CassiusClay/Butterfly

From RoboWiki
< CassiusClay
Revision as of 09:47, 20 September 2017 by Xor (Talk | contribs)

(diff) ← Older revision | Latest revision (diff) | Newer revision → (diff)
Jump to: navigation, search

Butterfly by PEZ - The CassiusClay (pluggable) movement

Butterfly is all about WaveSurfing. It's the result of letting the Pugilist movement grow out of its MiniBot constraints. The design is pretty simple:

  1. Every scan create an EnemyWave
    1. If the enemy fired the tick before then mark the wave as "surfable"
    2. If a bullet hits my bot then
      1. Find the wave that is in the passing
      2. Find out what GuessFactor we were hit on
      3. Update the stat buffers with this knowledge
  2. Every scan:
    1. check where (what guess factor) we would impact with the closest surfable wave were we to:
      1. move fully forward
      2. move fully reverse
      3. hit the brakes
    2. For each wave in the air
      1. Examine how often we've been hit in each of these destination options compared to all other guess factors
      2. Weigh together the results of all surfable waves with the closest one being the most important
    3. Go for the option where we've been hit the least (or where it seems the least dangerous to move)

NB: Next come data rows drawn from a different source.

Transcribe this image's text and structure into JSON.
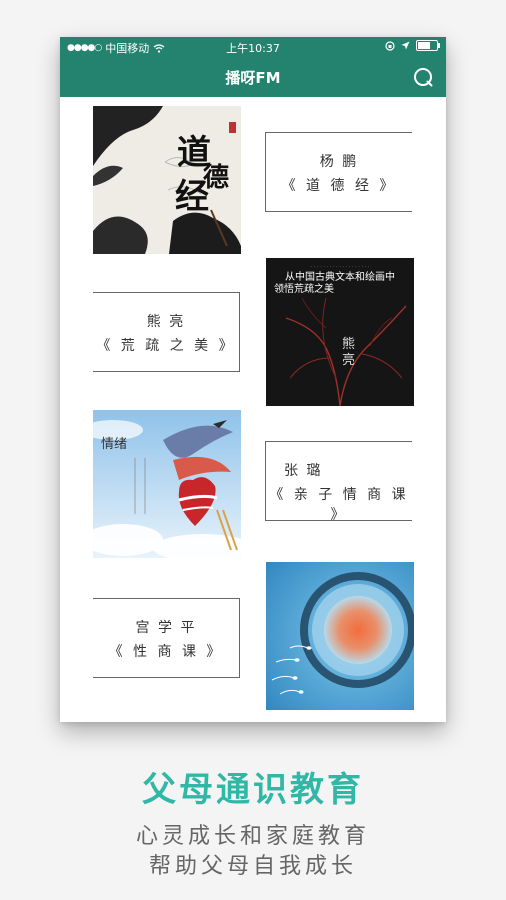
{
  "status_bar": {
    "carrier": "中国移动",
    "time": "上午10:37"
  },
  "header": {
    "title": "播呀FM"
  },
  "courses": [
    {
      "teacher": "杨 鹏",
      "title": "《 道 德 经 》",
      "cover_text": "道德经"
    },
    {
      "teacher": "熊 亮",
      "title": "《 荒 疏 之 美 》",
      "cover_text": "从中国古典文本和绘画中领悟荒疏之美"
    },
    {
      "teacher": "张 璐",
      "title": "《 亲 子 情 商 课 》",
      "cover_text": "情绪"
    },
    {
      "teacher": "宫 学 平",
      "title": "《 性 商 课 》"
    }
  ],
  "promo": {
    "headline": "父母通识教育",
    "line1": "心灵成长和家庭教育",
    "line2": "帮助父母自我成长"
  },
  "colors": {
    "brand": "#23836f",
    "headline": "#2fb8a6"
  }
}
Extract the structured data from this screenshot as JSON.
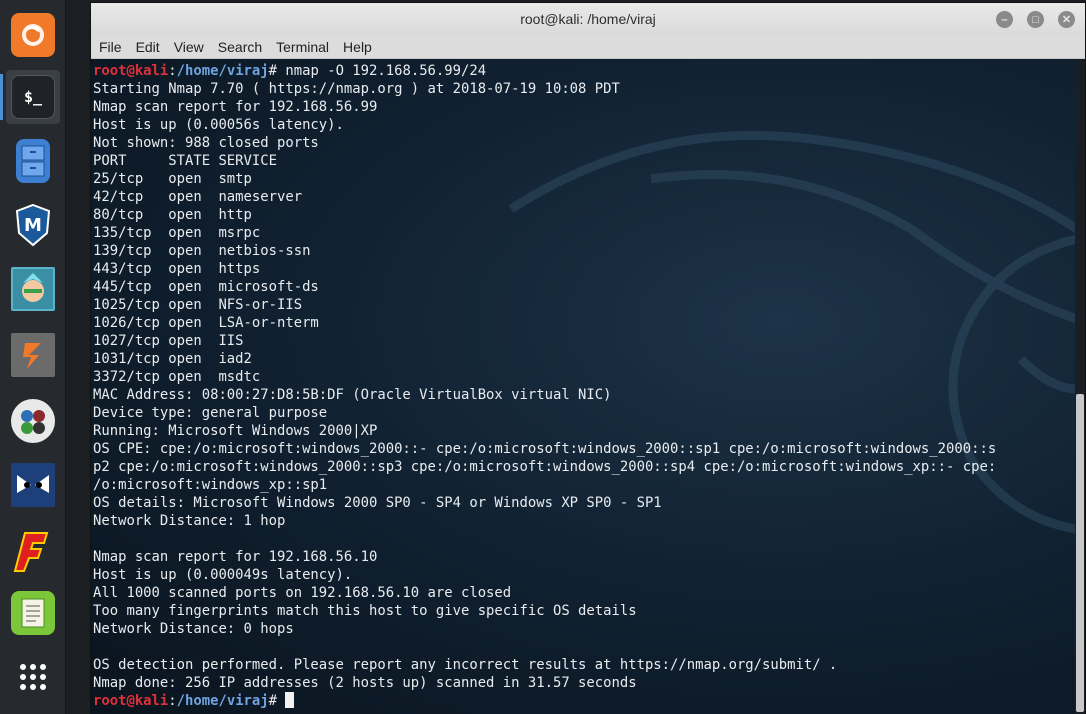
{
  "window": {
    "title": "root@kali: /home/viraj"
  },
  "menu": [
    "File",
    "Edit",
    "View",
    "Search",
    "Terminal",
    "Help"
  ],
  "dock": {
    "items": [
      {
        "name": "firefox-icon"
      },
      {
        "name": "terminal-icon",
        "label": "$_"
      },
      {
        "name": "file-manager-icon"
      },
      {
        "name": "metasploit-icon",
        "label": "M"
      },
      {
        "name": "armitage-icon"
      },
      {
        "name": "burpsuite-icon"
      },
      {
        "name": "maltego-icon"
      },
      {
        "name": "beef-icon"
      },
      {
        "name": "faraday-icon",
        "label": "F"
      },
      {
        "name": "leafpad-icon"
      },
      {
        "name": "show-apps-icon"
      }
    ]
  },
  "terminal": {
    "prompt_user": "root@kali",
    "prompt_sep": ":",
    "prompt_path": "/home/viraj",
    "prompt_end": "# ",
    "command": "nmap -O 192.168.56.99/24",
    "output": [
      "Starting Nmap 7.70 ( https://nmap.org ) at 2018-07-19 10:08 PDT",
      "Nmap scan report for 192.168.56.99",
      "Host is up (0.00056s latency).",
      "Not shown: 988 closed ports",
      "PORT     STATE SERVICE",
      "25/tcp   open  smtp",
      "42/tcp   open  nameserver",
      "80/tcp   open  http",
      "135/tcp  open  msrpc",
      "139/tcp  open  netbios-ssn",
      "443/tcp  open  https",
      "445/tcp  open  microsoft-ds",
      "1025/tcp open  NFS-or-IIS",
      "1026/tcp open  LSA-or-nterm",
      "1027/tcp open  IIS",
      "1031/tcp open  iad2",
      "3372/tcp open  msdtc",
      "MAC Address: 08:00:27:D8:5B:DF (Oracle VirtualBox virtual NIC)",
      "Device type: general purpose",
      "Running: Microsoft Windows 2000|XP",
      "OS CPE: cpe:/o:microsoft:windows_2000::- cpe:/o:microsoft:windows_2000::sp1 cpe:/o:microsoft:windows_2000::s",
      "p2 cpe:/o:microsoft:windows_2000::sp3 cpe:/o:microsoft:windows_2000::sp4 cpe:/o:microsoft:windows_xp::- cpe:",
      "/o:microsoft:windows_xp::sp1",
      "OS details: Microsoft Windows 2000 SP0 - SP4 or Windows XP SP0 - SP1",
      "Network Distance: 1 hop",
      "",
      "Nmap scan report for 192.168.56.10",
      "Host is up (0.000049s latency).",
      "All 1000 scanned ports on 192.168.56.10 are closed",
      "Too many fingerprints match this host to give specific OS details",
      "Network Distance: 0 hops",
      "",
      "OS detection performed. Please report any incorrect results at https://nmap.org/submit/ .",
      "Nmap done: 256 IP addresses (2 hosts up) scanned in 31.57 seconds"
    ]
  }
}
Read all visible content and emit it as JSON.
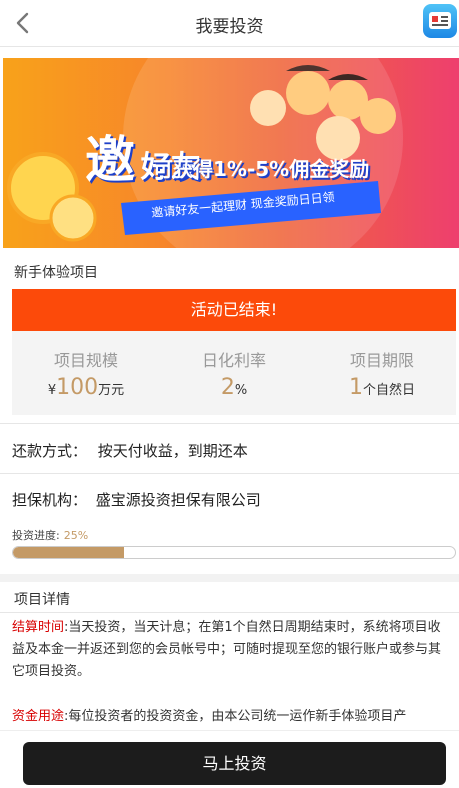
{
  "header": {
    "title": "我要投资",
    "back_icon": "chevron-left-icon",
    "app_icon": "app-shortcut-icon"
  },
  "banner": {
    "headline_char": "邀",
    "headline_rest": "好友",
    "subline": "可获得1%-5%佣金奖励",
    "ribbon": "邀请好友一起理财 现金奖励日日领"
  },
  "project": {
    "title": "新手体验项目",
    "status": "活动已结束!",
    "stats": [
      {
        "label": "项目规模",
        "prefix": "¥",
        "value": "100",
        "unit": "万元"
      },
      {
        "label": "日化利率",
        "prefix": "",
        "value": "2",
        "unit": "%"
      },
      {
        "label": "项目期限",
        "prefix": "",
        "value": "1",
        "unit": "个自然日"
      }
    ],
    "repay_label": "还款方式：",
    "repay_value": "按天付收益，到期还本",
    "guarantee_label": "担保机构：",
    "guarantee_value": "盛宝源投资担保有限公司",
    "progress_label": "投资进度:",
    "progress_pct_text": "25%",
    "progress_value": 0.25
  },
  "details": {
    "title": "项目详情",
    "p1_label": "结算时间",
    "p1_text": ":当天投资，当天计息；在第1个自然日周期结束时，系统将项目收益及本金一并返还到您的会员帐号中；可随时提现至您的银行账户或参与其它项目投资。",
    "p2_label": "资金用途",
    "p2_text": ":每位投资者的投资资金，由本公司统一运作新手体验项目产"
  },
  "footer": {
    "invest_button": "马上投资"
  },
  "colors": {
    "accent": "#fc4a0a",
    "gold": "#c49a66",
    "button_bg": "#1c1c1c"
  }
}
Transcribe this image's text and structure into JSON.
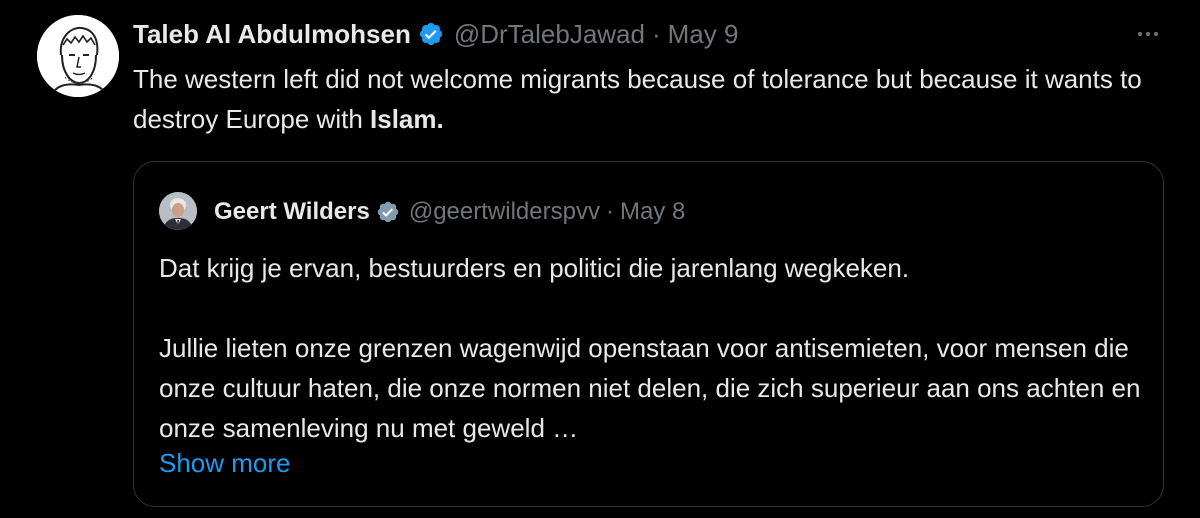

Simple enough, huh? One of those steps is a bit complicated though - step 2.1. It involves predicting our own movement some ticks in the future. This can be done in many ways. Pugilist does it in a pretty sloppy manner. CassiusClay is a bit more precise. In fact as of version 1.9.9.00g (g for gamma, my first test version) not only considers how fast CC can accelerate/deccelerate. It also tries to take into account the maximum turn angle it can do at a given velocity. Here's the scheme for the predictor:

Inputs

  • The closest "surfable" EnemyWave
  • The desired orbit direction
  • The desired target velocity (between 0 and 8 inclusive)

Action

  1. Grab the current heading
  2. Grab the current velocity (relative to the desired orbit direction)
  3. Do
    1. Calculate a WallSmoothed position in the desired orbit direction
    2. Calculate absolute bearing to this position
    3. Adjust the velocity according to Robocode physics (aiming for the target velocity)
    4. Calculate how much we would need to turn the bot to get the right heading
    5. Adjust our virtual heading while considering BackAsFront and the maximum turn rate at the current virtual velocity
    6. Calculate the position of the bot 1 tick into the future using the new virtual heading and velocity
    7. Advance the wave 1 tick into the future
  4. Until the wave impacts with the predicted bot position

Here's the implementing code (RWPCL):

    Move waveImpactLocation(MovementWave closest, double direction, double maxVelocity) {
	double currentDirection = robotOrbitDirection(closest.gunBearing(robotLocation));
	double v = Math.abs(robot.getVelocity()) * PUtils.sign(direction);
	double h = robot.getHeadingRadians();
	Point2D orbitCenter = orbitCenter(closest);
	Point2D impactLocation = new Point2D.Double(robot.getX(), robot.getY());
	Move smoothed;
	int time = 0;
	do {
	    smoothed = wallSmoothedDestination(impactLocation, orbitCenter, currentDirection * direction);
	    double wantedHeading = PUtils.absoluteBearing(impactLocation, smoothed.location);
	    h += PUtils.backAsFrontDirection(wantedHeading, h) < 0 ? Math.PI : 0.0;
	    if (v < maxVelocity) {
		v = Math.min(maxVelocity, v + (v < 0 ? 2 : 1));
	    }
	    else {
		v = Math.max(maxVelocity, v - 2);
	    }
	    double maxTurn = Math.toRadians(MAX_TURN_RATE - 0.75 * Math.abs(v));
	    h += PUtils.minMax(PUtils.backAsFrontTurn(wantedHeading, h), -maxTurn, maxTurn);
	    impactLocation = PUtils.project(impactLocation, h, v);
	} while (closest.distanceFromTarget(impactLocation, time++) > 18);
	return new Move(impactLocation, smoothed.smoothing, smoothed.wantedEvasion, smoothed.oldDistance, impactLocation.distance(enemyLocation));
    }

The BackAsFront functions there looks like so:

    public static double backAsFrontTurn(double newHeading, double oldHeading) {
	return Math.tan(newHeading - oldHeading);
    }
 
    public static double backAsFrontDirection(double newHeading, double oldHeading) {
	return sign(Math.cos(newHeading - oldHeading));
    }

It's the same functions I use to move my bot around Jamougha style:

	double newHeading = PUtils.absoluteBearing(robotLocation, destination);
	double oldHeading = robot.getHeadingRadians();
	robot.setAhead(PUtils.backAsFrontDirection(newHeading, oldHeading) * 50);
	robot.setTurnRightRadians(PUtils.backAsFrontTurn(newHeading, oldHeading));
Personal tools